> [Work order]:
Look through the data below, and copy each line that carries the word "time".

_ _ _ _

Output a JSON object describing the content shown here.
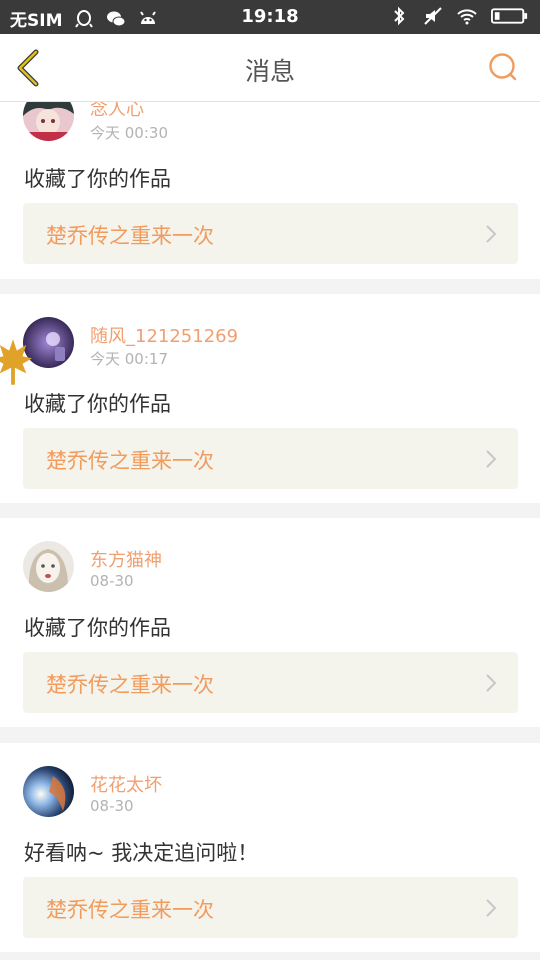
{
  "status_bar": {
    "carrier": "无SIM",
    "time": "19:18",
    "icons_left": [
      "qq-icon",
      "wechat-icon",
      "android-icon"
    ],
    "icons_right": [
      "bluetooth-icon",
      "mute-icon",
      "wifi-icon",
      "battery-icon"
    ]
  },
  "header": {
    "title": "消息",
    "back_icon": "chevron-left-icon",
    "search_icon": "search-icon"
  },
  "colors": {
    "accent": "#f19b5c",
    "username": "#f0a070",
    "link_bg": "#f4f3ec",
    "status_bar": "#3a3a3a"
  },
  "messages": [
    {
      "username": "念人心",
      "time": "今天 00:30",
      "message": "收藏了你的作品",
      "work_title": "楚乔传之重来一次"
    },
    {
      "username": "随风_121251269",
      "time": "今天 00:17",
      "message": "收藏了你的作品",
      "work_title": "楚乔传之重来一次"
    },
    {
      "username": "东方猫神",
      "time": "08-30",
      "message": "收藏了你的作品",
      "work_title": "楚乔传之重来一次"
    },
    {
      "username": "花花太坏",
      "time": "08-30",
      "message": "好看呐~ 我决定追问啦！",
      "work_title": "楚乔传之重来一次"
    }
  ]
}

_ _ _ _

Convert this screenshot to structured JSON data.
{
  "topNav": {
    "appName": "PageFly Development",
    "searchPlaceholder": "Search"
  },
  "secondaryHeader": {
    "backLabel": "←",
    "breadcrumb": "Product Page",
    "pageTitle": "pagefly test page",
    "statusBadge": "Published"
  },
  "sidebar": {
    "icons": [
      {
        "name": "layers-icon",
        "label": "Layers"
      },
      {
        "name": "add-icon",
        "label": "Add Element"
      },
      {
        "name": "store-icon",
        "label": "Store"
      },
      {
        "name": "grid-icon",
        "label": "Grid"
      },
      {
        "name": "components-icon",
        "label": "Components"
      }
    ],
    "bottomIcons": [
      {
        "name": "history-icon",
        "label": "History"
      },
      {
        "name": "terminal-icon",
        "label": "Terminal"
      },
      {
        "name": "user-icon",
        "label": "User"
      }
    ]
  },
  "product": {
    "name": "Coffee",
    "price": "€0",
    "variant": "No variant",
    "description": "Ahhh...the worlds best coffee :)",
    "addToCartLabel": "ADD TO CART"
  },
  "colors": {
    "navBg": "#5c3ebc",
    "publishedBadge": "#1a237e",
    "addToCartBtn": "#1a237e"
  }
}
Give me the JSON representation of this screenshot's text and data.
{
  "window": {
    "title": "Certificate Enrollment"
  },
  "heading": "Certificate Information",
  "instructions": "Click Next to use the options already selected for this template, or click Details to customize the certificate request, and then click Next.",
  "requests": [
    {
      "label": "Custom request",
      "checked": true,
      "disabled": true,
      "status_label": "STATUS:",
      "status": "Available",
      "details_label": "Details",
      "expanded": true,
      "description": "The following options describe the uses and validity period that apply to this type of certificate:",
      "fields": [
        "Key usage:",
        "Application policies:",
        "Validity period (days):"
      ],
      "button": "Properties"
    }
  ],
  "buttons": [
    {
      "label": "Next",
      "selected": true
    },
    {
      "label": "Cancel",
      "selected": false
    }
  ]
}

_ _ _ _

> [Response below]:
    "time": "19:18",
      "time": "今天 00:30",
      "time": "今天 00:17",
      "time": "08-30",
      "time": "08-30",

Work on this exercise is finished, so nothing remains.